As the clock clicks over into November 1st, writers around the world will embark on the NaNoWriMo challenge.
No doubt, some of you are wondering what NaNoWriMo is. Well, as a writer, you commit yourself to writing 50,000 words in one month — you commit to writing a complete first draft of a novel. For some, it is a daunting goal, but as someone who has taken part in every NaNoWriMo and CampNaNoWriMo event since 2014, I can tell you that it's worth the challenge and effort.
Every year, without fail, there will be a few who work at insane rates, pumping out 50,000 words within the first few days. Some even achieve this within the first 24 hours. No, I'm not exaggerating. Within my home region, there is always at least one, frequently two or three, with another two or three who hit 50,000 words within the first week. However, I actually feel sad for the ones who rush to pump out those 50,000 words in such a short time, because in my opinion they have totally missed the point behind NaNoWriMo.
The real goal of NaNoWriMo is to spend an entire month writing your novel, aiming to complete it. If you finish early, you go back and flesh out some of the scenes. And if hit 50,000 words early but still haven't finished the novel, you keep going until you've written the words The End. You write every day, forming a habit for writing that will carry you through into December and beyond.
During this NaNoWriMo cycle, pace yourself. Don't be in such a rush to finish your 50,000-word-count goal that you forget what NaNoWriMo is really about — writing a story and forming a habit for writing.
I will grant you that I, myself, typically have the 50,000 words finished within the first two weeks, three weeks at most; however, I'm a full-time writer and editor. This is what I do for a living (a very poor meager living, but still...). After the number of years that I've been at this game, writing 50,000 words within a month is no longer a challenge. However, even though I've been writing for nearly 10 years, completing a novel within a month is still a huge task and something that even I struggle to complete.
Some will argue that those insane ones who have pumped out their 50,000 words the first day have actually finished their novels by the end of the month, but have they really? How much of what they have written is pure backstory or exposition that is actually irrelevant to the story.
Now, I know some will argue that this isn't the point behind NaNoWriMo, that it's to go blah onto paper. Well, no actually. According to Chris Baty, the creator of NaNoWriMo, it was about writing a novel in one month — a completed first draft and something that you could build on for the second draft. The 50,000 word count came from the average number of words that Chris and his fellow writing buddies were able to produce within 1-2 hours.
That was the point.

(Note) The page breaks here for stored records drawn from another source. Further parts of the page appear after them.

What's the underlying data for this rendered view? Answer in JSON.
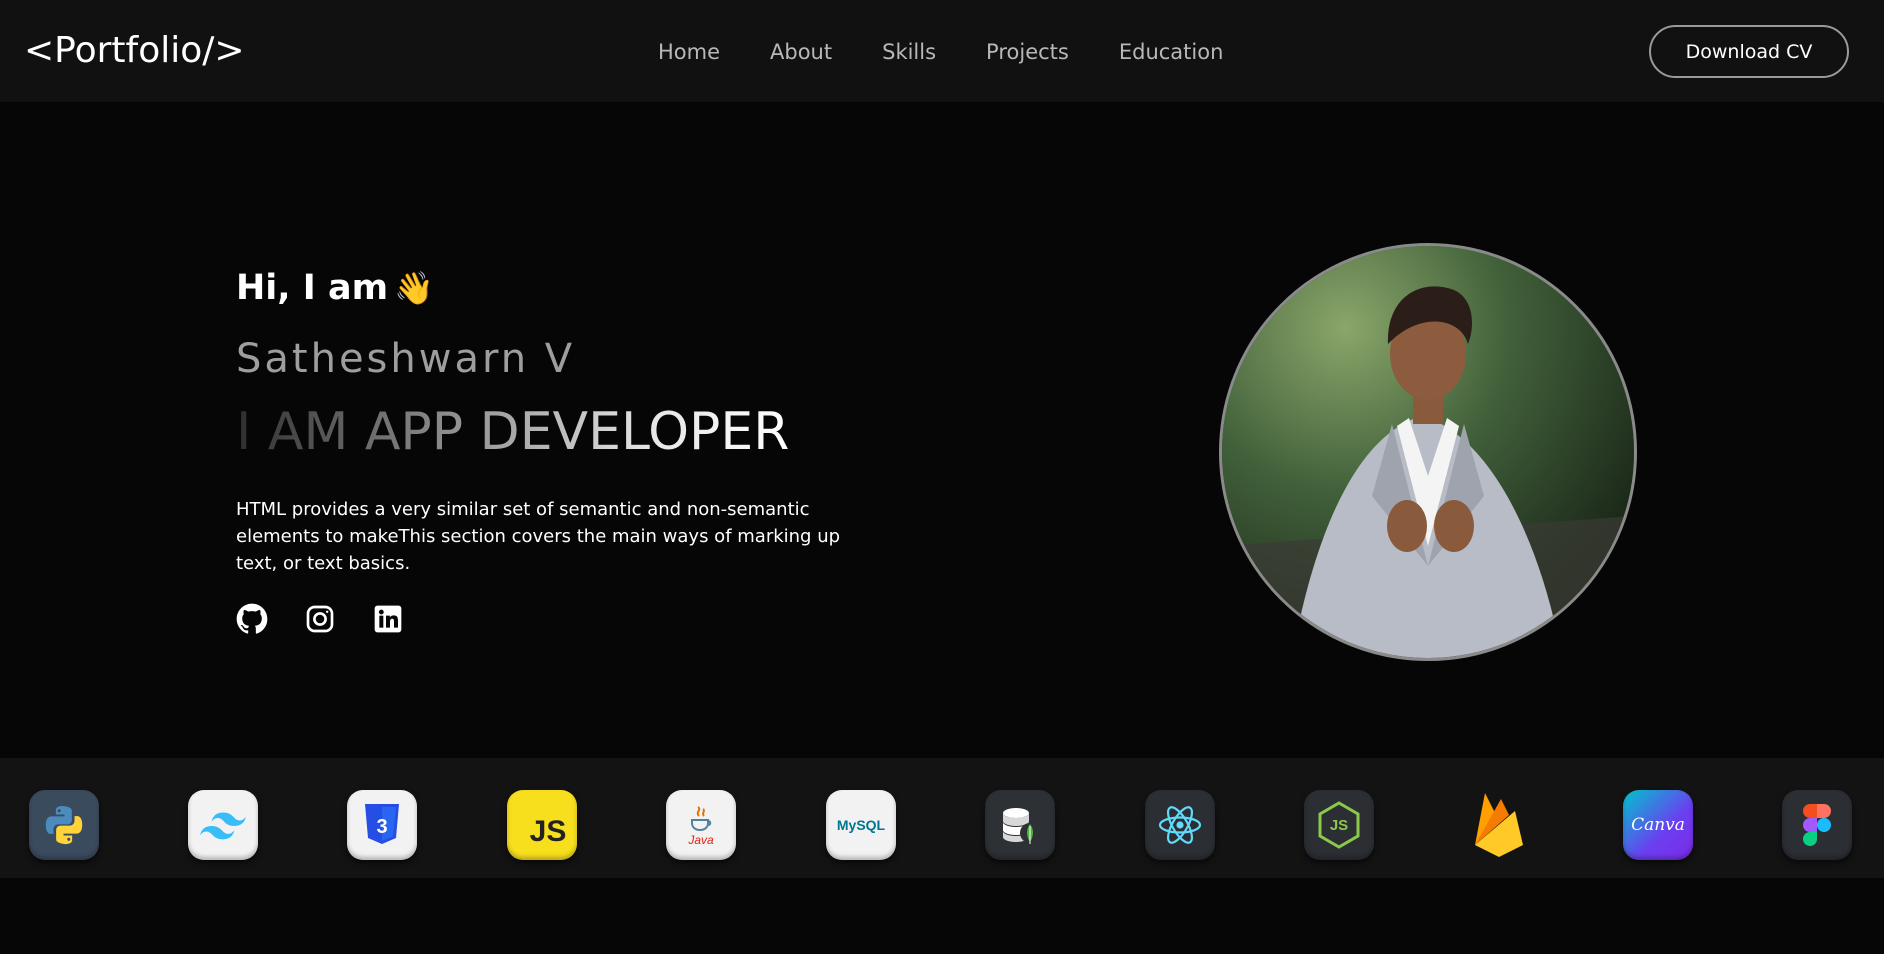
{
  "navbar": {
    "logo": "<Portfolio/>",
    "links": [
      {
        "label": "Home"
      },
      {
        "label": "About"
      },
      {
        "label": "Skills"
      },
      {
        "label": "Projects"
      },
      {
        "label": "Education"
      }
    ],
    "cta_label": "Download CV"
  },
  "hero": {
    "greeting": "Hi, I am",
    "greeting_emoji": "👋",
    "name": "Satheshwarn V",
    "role": "I AM APP DEVELOPER",
    "description": "HTML provides a very similar set of semantic and non-semantic elements to makeThis section covers the main ways of marking up text, or text basics.",
    "socials": [
      {
        "icon": "github-icon"
      },
      {
        "icon": "instagram-icon"
      },
      {
        "icon": "linkedin-icon"
      }
    ]
  },
  "tech_stack": [
    {
      "icon": "python-icon",
      "color": "#3776ab"
    },
    {
      "icon": "tailwind-icon",
      "color": "#38bdf8"
    },
    {
      "icon": "css3-icon",
      "color": "#264de4"
    },
    {
      "icon": "javascript-icon",
      "label": "JS",
      "color": "#f7df1e"
    },
    {
      "icon": "java-icon",
      "label": "Java",
      "color": "#e76f00"
    },
    {
      "icon": "mysql-icon",
      "label": "MySQL",
      "color": "#00758f"
    },
    {
      "icon": "mongodb-database-icon",
      "color": "#4db33d"
    },
    {
      "icon": "react-icon",
      "color": "#61dafb"
    },
    {
      "icon": "nodejs-icon",
      "label": "JS",
      "color": "#8cc84b"
    },
    {
      "icon": "firebase-icon",
      "color": "#ffca28"
    },
    {
      "icon": "canva-icon",
      "label": "Canva",
      "color": "#7d2ae8"
    },
    {
      "icon": "figma-icon",
      "color": "#f24e1e"
    }
  ]
}
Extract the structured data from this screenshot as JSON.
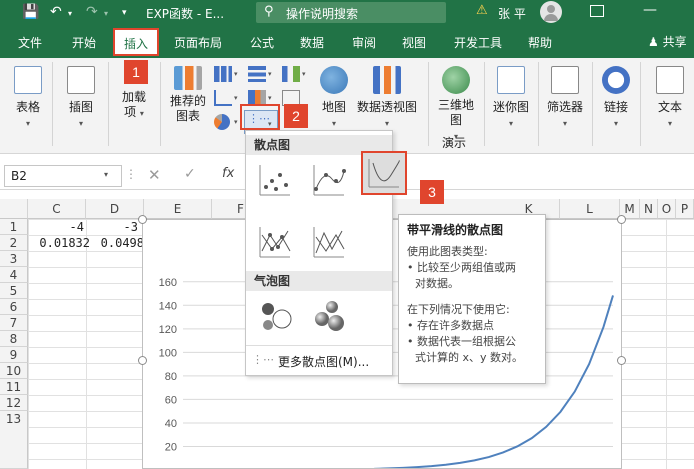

It was meant to be 1-2 hours a day, something that you could add into your daily routine that doesn't impact on your ability to pay the bills, feed yourselves, or get sleep (and a shower). Most writers are able to produce in the order of 1,000 to 2,000 words in that time frame. Across 30 days, that's 30,000 - 60,000 words.
For those who are writing more than that, I have one question for you: what else do you do?
Remember that I'm a full-time writer and editor, but I still have a family that requires clothes on their backs and food in their bellies. Even then, on a good day, I only write in the order of 4,000 words.
Guys, I'm not trying to disparage those who actually have the genuine ability to write fast, but for the rest of the normal population of writers, don't even try to compete with those who are determined to pump out 50,000 words as fast as they can.
Take your time to let your stories form. Relish in the moment of writing as the words flow through you. Enjoy this drafting phase of the writing process.
Don't focus on the word counts. Instead, develop a routine that you can easily incorporate into your everyday life. Turn writing into a habit that you never want to give up.